Among the lines below, copy each one in which "size" appears.

Dataset records.
• • • •

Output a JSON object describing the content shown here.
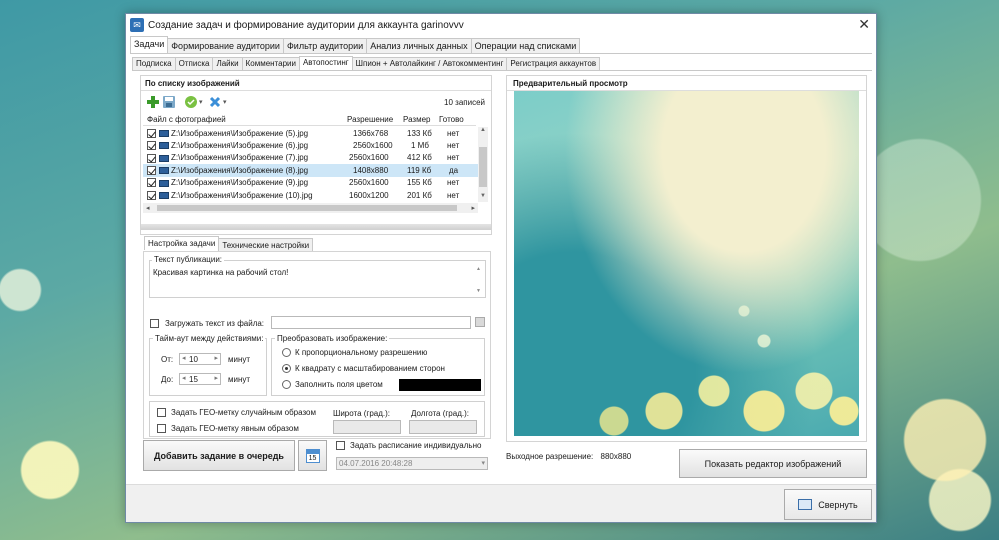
{
  "window": {
    "title": "Создание задач и формирование аудитории для аккаунта garinovvv",
    "close_glyph": "✕"
  },
  "main_tabs": [
    {
      "label": "Задачи",
      "active": true
    },
    {
      "label": "Формирование аудитории",
      "active": false
    },
    {
      "label": "Фильтр аудитории",
      "active": false
    },
    {
      "label": "Анализ личных данных",
      "active": false
    },
    {
      "label": "Операции над списками",
      "active": false
    }
  ],
  "sub_tabs": [
    {
      "label": "Подписка",
      "active": false
    },
    {
      "label": "Отписка",
      "active": false
    },
    {
      "label": "Лайки",
      "active": false
    },
    {
      "label": "Комментарии",
      "active": false
    },
    {
      "label": "Автопостинг",
      "active": true
    },
    {
      "label": "Шпион + Автолайкинг / Автокомментинг",
      "active": false
    },
    {
      "label": "Регистрация аккаунтов",
      "active": false
    }
  ],
  "images_panel": {
    "title": "По списку изображений",
    "record_count": "10 записей",
    "columns": [
      "Файл с фотографией",
      "Разрешение",
      "Размер",
      "Готово"
    ],
    "rows": [
      {
        "file": "Z:\\Изображения\\Изображение (5).jpg",
        "res": "1366x768",
        "size": "133 Кб",
        "done": "нет",
        "selected": false
      },
      {
        "file": "Z:\\Изображения\\Изображение (6).jpg",
        "res": "2560x1600",
        "size": "1 Мб",
        "done": "нет",
        "selected": false
      },
      {
        "file": "Z:\\Изображения\\Изображение (7).jpg",
        "res": "2560x1600",
        "size": "412 Кб",
        "done": "нет",
        "selected": false
      },
      {
        "file": "Z:\\Изображения\\Изображение (8).jpg",
        "res": "1408x880",
        "size": "119 Кб",
        "done": "да",
        "selected": true
      },
      {
        "file": "Z:\\Изображения\\Изображение (9).jpg",
        "res": "2560x1600",
        "size": "155 Кб",
        "done": "нет",
        "selected": false
      },
      {
        "file": "Z:\\Изображения\\Изображение (10).jpg",
        "res": "1600x1200",
        "size": "201 Кб",
        "done": "нет",
        "selected": false
      }
    ]
  },
  "task_tabs": [
    {
      "label": "Настройка задачи",
      "active": true
    },
    {
      "label": "Технические настройки",
      "active": false
    }
  ],
  "publication": {
    "legend": "Текст публикации:",
    "text": "Красивая картинка на рабочий стол!"
  },
  "load_from_file": {
    "label": "Загружать текст из файла:",
    "value": ""
  },
  "timeout": {
    "legend": "Тайм-аут между действиями:",
    "from_label": "От:",
    "from_value": "10",
    "to_label": "До:",
    "to_value": "15",
    "unit": "минут"
  },
  "transform": {
    "legend": "Преобразовать изображение:",
    "options": [
      {
        "label": "К пропорциональному разрешению",
        "selected": false
      },
      {
        "label": "К квадрату с масштабированием сторон",
        "selected": true
      },
      {
        "label": "Заполнить поля цветом",
        "selected": false
      }
    ],
    "fill_color": "#000000"
  },
  "geo": {
    "random_label": "Задать ГЕО-метку случайным образом",
    "explicit_label": "Задать ГЕО-метку явным образом",
    "lat_label": "Широта (град.):",
    "lon_label": "Долгота (град.):"
  },
  "add_task_button": "Добавить задание в очередь",
  "calendar_day": "15",
  "schedule": {
    "label": "Задать расписание индивидуально",
    "datetime": "04.07.2016 20:48:28"
  },
  "preview": {
    "title": "Предварительный просмотр",
    "output_label": "Выходное разрешение:",
    "output_value": "880x880",
    "editor_button": "Показать редактор изображений"
  },
  "collapse_button": "Свернуть"
}
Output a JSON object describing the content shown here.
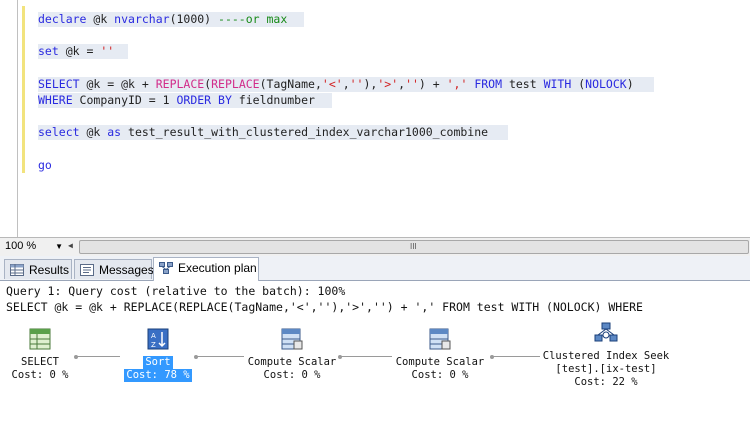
{
  "editor": {
    "lines": [
      {
        "parts": [
          {
            "t": "declare",
            "c": "kw"
          },
          {
            "t": " @k ",
            "c": "plain"
          },
          {
            "t": "nvarchar",
            "c": "kw"
          },
          {
            "t": "(1000) ",
            "c": "plain"
          },
          {
            "t": "----or max",
            "c": "cmt"
          }
        ]
      },
      {
        "parts": [
          {
            "t": "set",
            "c": "kw"
          },
          {
            "t": " @k = ",
            "c": "plain"
          },
          {
            "t": "''",
            "c": "str"
          }
        ]
      },
      {
        "parts": [
          {
            "t": "SELECT",
            "c": "kw"
          },
          {
            "t": " @k = @k + ",
            "c": "plain"
          },
          {
            "t": "REPLACE",
            "c": "fn"
          },
          {
            "t": "(",
            "c": "plain"
          },
          {
            "t": "REPLACE",
            "c": "fn"
          },
          {
            "t": "(TagName,",
            "c": "plain"
          },
          {
            "t": "'<'",
            "c": "str"
          },
          {
            "t": ",",
            "c": "plain"
          },
          {
            "t": "''",
            "c": "str"
          },
          {
            "t": "),",
            "c": "plain"
          },
          {
            "t": "'>'",
            "c": "str"
          },
          {
            "t": ",",
            "c": "plain"
          },
          {
            "t": "''",
            "c": "str"
          },
          {
            "t": ") + ",
            "c": "plain"
          },
          {
            "t": "','",
            "c": "str"
          },
          {
            "t": " FROM ",
            "c": "kw"
          },
          {
            "t": "test ",
            "c": "plain"
          },
          {
            "t": "WITH",
            "c": "kw"
          },
          {
            "t": " (",
            "c": "plain"
          },
          {
            "t": "NOLOCK",
            "c": "kw"
          },
          {
            "t": ")",
            "c": "plain"
          }
        ]
      },
      {
        "parts": [
          {
            "t": "WHERE",
            "c": "kw"
          },
          {
            "t": " CompanyID = 1 ",
            "c": "plain"
          },
          {
            "t": "ORDER BY",
            "c": "kw"
          },
          {
            "t": " fieldnumber",
            "c": "plain"
          }
        ]
      },
      {
        "parts": [
          {
            "t": "select",
            "c": "kw"
          },
          {
            "t": " @k ",
            "c": "plain"
          },
          {
            "t": "as",
            "c": "kw"
          },
          {
            "t": " test_result_with_clustered_index_varchar1000_combine",
            "c": "plain"
          }
        ]
      },
      {
        "parts": [
          {
            "t": "go",
            "c": "kw"
          }
        ]
      }
    ]
  },
  "zoom": {
    "value": "100 %"
  },
  "scrollbar": {
    "grip": "III"
  },
  "tabs": [
    {
      "label": "Results",
      "icon": "grid-icon"
    },
    {
      "label": "Messages",
      "icon": "messages-icon"
    },
    {
      "label": "Execution plan",
      "icon": "plan-icon"
    }
  ],
  "plan": {
    "query_line": "Query 1: Query cost (relative to the batch): 100%",
    "sql_line": "SELECT @k = @k + REPLACE(REPLACE(TagName,'<',''),'>','') + ',' FROM test WITH (NOLOCK) WHERE",
    "nodes": [
      {
        "lines": [
          "SELECT",
          "Cost: 0 %"
        ],
        "icon": "select-icon"
      },
      {
        "lines": [
          "Sort",
          "Cost: 78 %"
        ],
        "icon": "sort-icon",
        "selected": true
      },
      {
        "lines": [
          "Compute Scalar",
          "Cost: 0 %"
        ],
        "icon": "compute-scalar-icon"
      },
      {
        "lines": [
          "Compute Scalar",
          "Cost: 0 %"
        ],
        "icon": "compute-scalar-icon"
      },
      {
        "lines": [
          "Clustered Index Seek",
          "[test].[ix-test]",
          "Cost: 22 %"
        ],
        "icon": "clustered-index-seek-icon"
      }
    ]
  },
  "colors": {
    "keyword": "#2a2ae0",
    "string": "#d22020",
    "comment": "#178a17",
    "function": "#d22c8a",
    "selected_node": "#3399ff",
    "gutter": "#f2e37d"
  }
}
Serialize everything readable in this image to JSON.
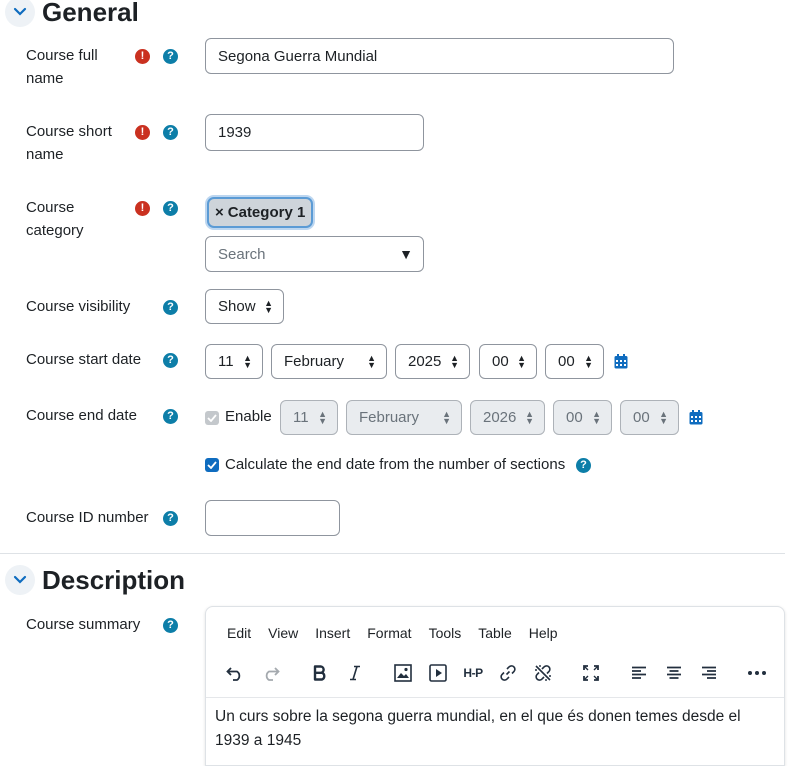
{
  "sections": {
    "general": "General",
    "description": "Description"
  },
  "fields": {
    "fullname": {
      "label_line1": "Course full",
      "label_line2": "name",
      "value": "Segona Guerra Mundial"
    },
    "shortname": {
      "label_line1": "Course short",
      "label_line2": "name",
      "value": "1939"
    },
    "category": {
      "label_line1": "Course",
      "label_line2": "category",
      "tag": "Category 1",
      "tag_remove": "×",
      "search_placeholder": "Search",
      "dropdown_arrow": "▼"
    },
    "visibility": {
      "label": "Course visibility",
      "value": "Show"
    },
    "startdate": {
      "label": "Course start date",
      "day": "11",
      "month": "February",
      "year": "2025",
      "hour": "00",
      "minute": "00"
    },
    "enddate": {
      "label": "Course end date",
      "enable_label": "Enable",
      "enable_checked": true,
      "day": "11",
      "month": "February",
      "year": "2026",
      "hour": "00",
      "minute": "00",
      "calc_label": "Calculate the end date from the number of sections",
      "calc_checked": true
    },
    "idnumber": {
      "label": "Course ID number",
      "value": ""
    },
    "summary": {
      "label": "Course summary"
    }
  },
  "icons": {
    "required": "!",
    "help": "?"
  },
  "editor": {
    "menu": [
      "Edit",
      "View",
      "Insert",
      "Format",
      "Tools",
      "Table",
      "Help"
    ],
    "content_line1": "Un curs sobre la segona guerra mundial, en el que és donen temes desde el",
    "content_line2": "1939 a 1945",
    "h5p_label": "H-P"
  },
  "colors": {
    "primary": "#0f6cbf",
    "help": "#0d7ea8",
    "required": "#ca3120"
  }
}
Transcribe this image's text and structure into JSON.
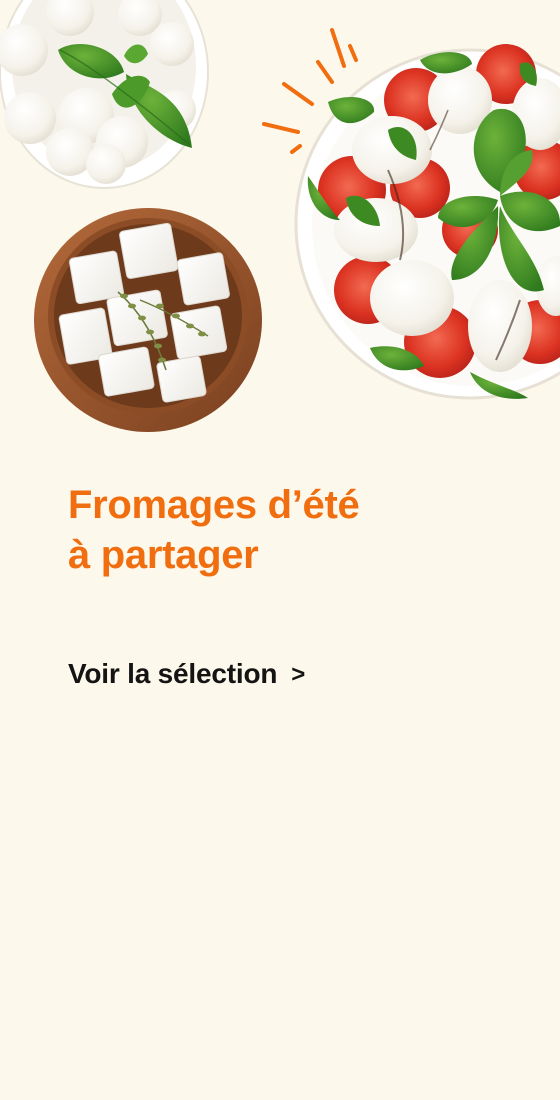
{
  "banner": {
    "title_line1": "Fromages d’été",
    "title_line2": "à partager",
    "cta_label": "Voir la sélection",
    "cta_chevron": ">"
  },
  "colors": {
    "background": "#fdf8ec",
    "title": "#f06e0f",
    "cta_text": "#141414",
    "accent_burst": "#f06e0f"
  },
  "images": {
    "top_left": "mozzarella-pearls-bowl",
    "middle_left": "feta-cubes-wooden-bowl",
    "right": "caprese-salad-plate"
  },
  "icons": {
    "cta": "chevron-right-icon",
    "decor": "sparkle-burst-icon"
  }
}
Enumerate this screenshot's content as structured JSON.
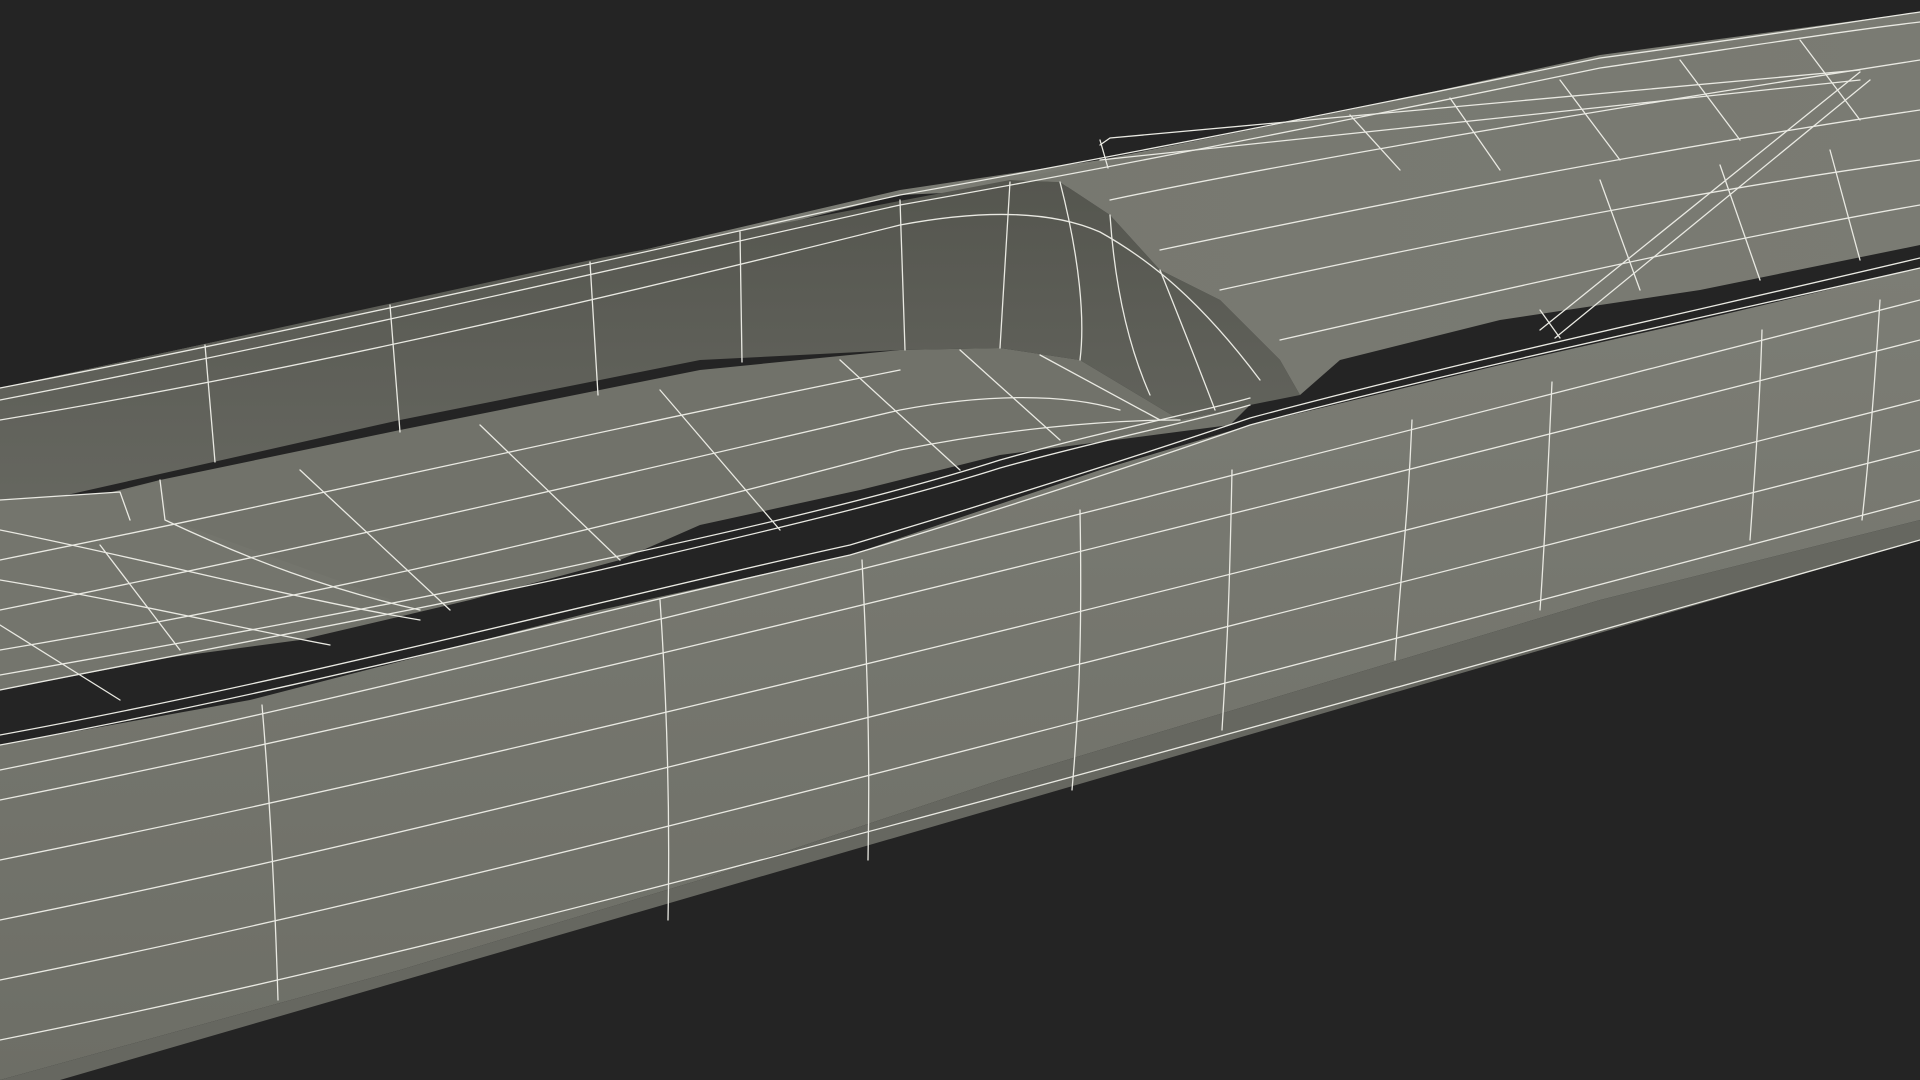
{
  "scene": {
    "subject": "",
    "render_style": "wireframe",
    "colors": {
      "background": "#242424",
      "hull_side": "#777870",
      "hull_side_dark": "#6a6b63",
      "deck_top": "#74756c",
      "cockpit_wall": "#5e5f57",
      "cockpit_floor": "#6e6f67",
      "wireframe": "#e9e9e2"
    }
  }
}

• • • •

Response.
        "size": "133 Кб",
        "size": "1 Мб",
        "size": "412 Кб",
        "size": "119 Кб",
        "size": "155 Кб",
        "size": "201 Кб",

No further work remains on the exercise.